A friend of mine is harsher: He thinks within two years we’ll see physical assaults by blue collars upon white collars, and won’t that be a jolly old time. I hope he’s wrong. I also hope I am recognized as a penniless writer, and blameless in all of this.
But it is going to be the proverbial long cold winter.
Most days I think Christopher Hitchens is just an old sot, but he can still bang ’em out of the park when he needs to. On Harriet Miers and the alleged lack of a religious test:
Of the nomination of Harriet Miers, by contrast, it can be said that only her religion has been considered by her conservative fans to be worth mentioning. What else is there to say, in any case, about a middling bureaucrat and yes-woman than that she attends some mediocre place of worship? One could happily make a case that more random civilians, and fewer fucking lawyers, should be on the court. But the only other thing to say about Miers is that she is a fucking lawyer. Her own opinion of herself is somewhat higher: She does not attribute her presence among us to the laws of biology but chooses to regard herself as having a personal and unmediated relationship with the alleged Jesus of Nazareth, who is further alleged to be the son of God. Such modesty! On this basis, the president and his people have felt able to issue assurances of her OK-ness. So, as far as I can determine, she was set, and has passed, a religious test: that of being an “Evangelical” Christian.
Ooh, look. Terrorism: Three explosive devices found in a courtyard between two Georgia Tech dormitories on the East Campus Monday morning were part of a “terrorist act,” an Atlanta police official said.

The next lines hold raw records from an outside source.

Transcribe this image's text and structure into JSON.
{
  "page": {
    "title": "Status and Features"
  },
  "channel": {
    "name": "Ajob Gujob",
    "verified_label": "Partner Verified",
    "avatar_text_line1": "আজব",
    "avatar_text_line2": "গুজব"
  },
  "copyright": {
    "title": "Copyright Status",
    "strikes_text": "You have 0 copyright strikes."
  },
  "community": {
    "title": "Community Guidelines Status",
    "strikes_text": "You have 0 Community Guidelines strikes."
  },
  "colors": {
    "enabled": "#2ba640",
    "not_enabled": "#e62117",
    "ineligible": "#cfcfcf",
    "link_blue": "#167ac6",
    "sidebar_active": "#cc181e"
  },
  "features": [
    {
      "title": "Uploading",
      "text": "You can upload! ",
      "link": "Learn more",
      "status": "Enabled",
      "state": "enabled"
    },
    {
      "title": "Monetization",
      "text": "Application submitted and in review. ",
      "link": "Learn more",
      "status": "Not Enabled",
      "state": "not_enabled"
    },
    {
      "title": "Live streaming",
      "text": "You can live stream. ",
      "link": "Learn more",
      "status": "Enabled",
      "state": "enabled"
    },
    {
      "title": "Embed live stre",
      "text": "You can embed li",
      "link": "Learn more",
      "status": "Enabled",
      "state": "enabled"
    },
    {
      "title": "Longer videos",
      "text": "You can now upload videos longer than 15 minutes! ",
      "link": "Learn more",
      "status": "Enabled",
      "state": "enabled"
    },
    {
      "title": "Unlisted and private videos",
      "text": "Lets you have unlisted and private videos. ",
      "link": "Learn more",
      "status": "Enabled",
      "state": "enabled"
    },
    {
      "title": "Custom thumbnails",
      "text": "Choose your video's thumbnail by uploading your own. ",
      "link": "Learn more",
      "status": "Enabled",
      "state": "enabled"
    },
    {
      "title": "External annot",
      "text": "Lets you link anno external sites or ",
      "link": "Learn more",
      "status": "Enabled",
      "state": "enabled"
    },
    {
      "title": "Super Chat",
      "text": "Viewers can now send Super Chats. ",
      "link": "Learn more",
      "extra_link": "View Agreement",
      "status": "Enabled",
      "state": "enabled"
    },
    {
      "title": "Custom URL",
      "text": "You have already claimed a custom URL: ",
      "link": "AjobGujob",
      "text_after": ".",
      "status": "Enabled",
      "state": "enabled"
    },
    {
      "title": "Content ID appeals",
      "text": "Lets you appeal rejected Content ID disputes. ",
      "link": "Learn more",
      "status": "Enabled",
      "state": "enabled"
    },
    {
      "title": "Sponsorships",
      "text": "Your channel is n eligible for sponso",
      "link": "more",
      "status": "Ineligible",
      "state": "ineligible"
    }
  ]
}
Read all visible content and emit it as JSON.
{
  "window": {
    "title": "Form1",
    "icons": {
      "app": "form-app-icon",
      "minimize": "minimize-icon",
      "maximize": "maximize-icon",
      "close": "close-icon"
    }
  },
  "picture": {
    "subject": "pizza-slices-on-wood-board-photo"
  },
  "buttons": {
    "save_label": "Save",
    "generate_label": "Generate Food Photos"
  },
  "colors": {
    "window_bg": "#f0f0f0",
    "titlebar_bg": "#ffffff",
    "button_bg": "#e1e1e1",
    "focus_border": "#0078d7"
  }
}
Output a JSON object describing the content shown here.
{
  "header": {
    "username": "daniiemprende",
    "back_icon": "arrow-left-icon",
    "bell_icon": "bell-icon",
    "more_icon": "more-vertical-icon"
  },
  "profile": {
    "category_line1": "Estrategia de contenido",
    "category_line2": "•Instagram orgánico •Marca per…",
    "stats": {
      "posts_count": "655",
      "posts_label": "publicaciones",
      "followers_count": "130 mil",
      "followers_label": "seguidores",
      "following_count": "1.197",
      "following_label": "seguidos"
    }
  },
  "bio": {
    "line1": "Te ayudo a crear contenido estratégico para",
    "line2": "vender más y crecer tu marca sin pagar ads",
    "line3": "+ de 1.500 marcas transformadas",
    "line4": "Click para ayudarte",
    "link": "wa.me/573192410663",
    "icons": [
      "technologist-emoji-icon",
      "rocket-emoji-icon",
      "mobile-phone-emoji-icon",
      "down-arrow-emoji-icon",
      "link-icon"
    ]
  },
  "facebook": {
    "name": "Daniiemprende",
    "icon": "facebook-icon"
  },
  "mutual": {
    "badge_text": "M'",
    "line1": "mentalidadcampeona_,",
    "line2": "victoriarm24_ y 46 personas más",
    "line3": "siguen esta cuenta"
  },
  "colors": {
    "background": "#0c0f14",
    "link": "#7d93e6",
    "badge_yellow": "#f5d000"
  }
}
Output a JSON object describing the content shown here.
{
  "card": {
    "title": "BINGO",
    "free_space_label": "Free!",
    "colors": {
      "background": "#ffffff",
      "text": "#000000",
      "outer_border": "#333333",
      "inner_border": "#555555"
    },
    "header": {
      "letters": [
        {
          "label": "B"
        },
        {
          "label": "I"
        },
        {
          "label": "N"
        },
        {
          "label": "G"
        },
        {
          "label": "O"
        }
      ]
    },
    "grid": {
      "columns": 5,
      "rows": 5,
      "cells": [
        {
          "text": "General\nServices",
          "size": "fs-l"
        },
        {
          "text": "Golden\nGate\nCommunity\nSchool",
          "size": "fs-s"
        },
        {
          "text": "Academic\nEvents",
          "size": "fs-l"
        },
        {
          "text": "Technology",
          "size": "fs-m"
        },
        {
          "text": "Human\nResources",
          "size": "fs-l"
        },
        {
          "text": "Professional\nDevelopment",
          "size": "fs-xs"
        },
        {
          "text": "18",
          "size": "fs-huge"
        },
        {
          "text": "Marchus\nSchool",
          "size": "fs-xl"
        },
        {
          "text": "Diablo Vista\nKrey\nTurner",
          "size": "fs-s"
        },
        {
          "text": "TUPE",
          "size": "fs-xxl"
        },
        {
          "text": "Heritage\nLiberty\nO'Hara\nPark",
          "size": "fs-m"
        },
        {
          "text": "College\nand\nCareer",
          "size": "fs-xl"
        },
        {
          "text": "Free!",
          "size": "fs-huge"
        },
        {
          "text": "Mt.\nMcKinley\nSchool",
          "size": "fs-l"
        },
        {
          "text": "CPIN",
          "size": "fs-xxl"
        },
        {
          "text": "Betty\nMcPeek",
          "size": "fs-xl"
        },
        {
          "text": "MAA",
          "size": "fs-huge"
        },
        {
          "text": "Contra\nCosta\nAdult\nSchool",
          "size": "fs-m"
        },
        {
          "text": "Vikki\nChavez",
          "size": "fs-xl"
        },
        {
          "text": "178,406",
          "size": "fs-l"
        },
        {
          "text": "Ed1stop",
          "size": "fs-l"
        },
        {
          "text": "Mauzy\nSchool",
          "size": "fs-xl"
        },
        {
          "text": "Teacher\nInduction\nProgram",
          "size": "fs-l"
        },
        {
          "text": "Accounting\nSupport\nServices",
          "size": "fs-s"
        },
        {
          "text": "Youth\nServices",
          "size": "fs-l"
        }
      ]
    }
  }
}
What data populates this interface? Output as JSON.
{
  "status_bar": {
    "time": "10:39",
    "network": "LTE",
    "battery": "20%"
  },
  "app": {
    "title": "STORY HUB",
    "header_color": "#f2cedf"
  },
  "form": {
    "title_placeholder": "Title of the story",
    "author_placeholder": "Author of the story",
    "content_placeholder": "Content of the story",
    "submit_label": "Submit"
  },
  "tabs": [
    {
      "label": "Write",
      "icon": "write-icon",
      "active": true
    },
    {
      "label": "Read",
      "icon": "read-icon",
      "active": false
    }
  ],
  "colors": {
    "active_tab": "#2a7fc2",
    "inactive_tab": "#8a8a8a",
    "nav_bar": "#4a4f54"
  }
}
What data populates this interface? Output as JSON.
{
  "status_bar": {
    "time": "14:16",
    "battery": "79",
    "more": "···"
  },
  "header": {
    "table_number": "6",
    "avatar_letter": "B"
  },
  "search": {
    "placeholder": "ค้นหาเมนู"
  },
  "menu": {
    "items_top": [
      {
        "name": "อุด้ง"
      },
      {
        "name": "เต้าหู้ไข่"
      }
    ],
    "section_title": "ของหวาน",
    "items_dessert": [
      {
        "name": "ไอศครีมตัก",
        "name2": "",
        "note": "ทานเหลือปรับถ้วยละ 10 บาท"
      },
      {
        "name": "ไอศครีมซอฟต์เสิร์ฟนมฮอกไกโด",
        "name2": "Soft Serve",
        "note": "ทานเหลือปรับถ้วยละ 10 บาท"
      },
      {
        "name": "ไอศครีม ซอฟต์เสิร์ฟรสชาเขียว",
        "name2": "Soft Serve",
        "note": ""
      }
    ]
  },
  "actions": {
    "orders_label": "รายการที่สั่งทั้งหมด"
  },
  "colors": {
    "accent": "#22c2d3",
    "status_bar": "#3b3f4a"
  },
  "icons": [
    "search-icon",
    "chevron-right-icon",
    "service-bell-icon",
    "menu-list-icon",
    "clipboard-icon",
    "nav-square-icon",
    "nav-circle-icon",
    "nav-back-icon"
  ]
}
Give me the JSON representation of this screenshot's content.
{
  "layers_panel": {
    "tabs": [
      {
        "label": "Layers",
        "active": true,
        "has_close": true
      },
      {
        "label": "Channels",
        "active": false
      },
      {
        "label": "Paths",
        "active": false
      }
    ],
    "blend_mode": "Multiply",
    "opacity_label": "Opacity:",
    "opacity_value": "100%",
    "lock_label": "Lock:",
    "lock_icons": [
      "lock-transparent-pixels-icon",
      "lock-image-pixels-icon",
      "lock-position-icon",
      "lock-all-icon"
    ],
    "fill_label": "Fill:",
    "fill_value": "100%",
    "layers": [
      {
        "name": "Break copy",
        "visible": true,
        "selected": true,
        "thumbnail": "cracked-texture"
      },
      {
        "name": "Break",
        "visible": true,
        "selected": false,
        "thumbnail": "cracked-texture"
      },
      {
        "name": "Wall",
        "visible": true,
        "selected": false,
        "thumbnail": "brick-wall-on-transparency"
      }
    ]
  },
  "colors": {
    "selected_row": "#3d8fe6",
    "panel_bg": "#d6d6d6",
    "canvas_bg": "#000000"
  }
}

One of the devices exploded, injuring the custodian who found them inside a plastic bag. Two others were detonated by a bomb squad.
The custodian suffered ringing to the ears and was treated at a local hospital. The events led to a temporary evacuation Monday morning.
Under Georgia state law, a terroristic act is described as the release of a “hazardous substance,” specifically for “the purpose of causing the evacuation of a building” with “reckless disregard of the risk of causing such terror.”
The custodian found the three devices about 9 a.m. in a plastic-type garbage bag, Moss said. When he picked up the bag, one exploded, as it was designed to do when handled. The explosives were made up of chemicals placed inside plastic bottles and could have seriously injured someone, officials said.
Somewhere on campus, the Delta Zoo boys are hiding under their beds. I’m going to go out on a limb here and speculate these were toilet-cleaner-and-aluminum-foil bombs and the perpetrators were not exactly al-Qaeda. Could be wrong. We’ll see.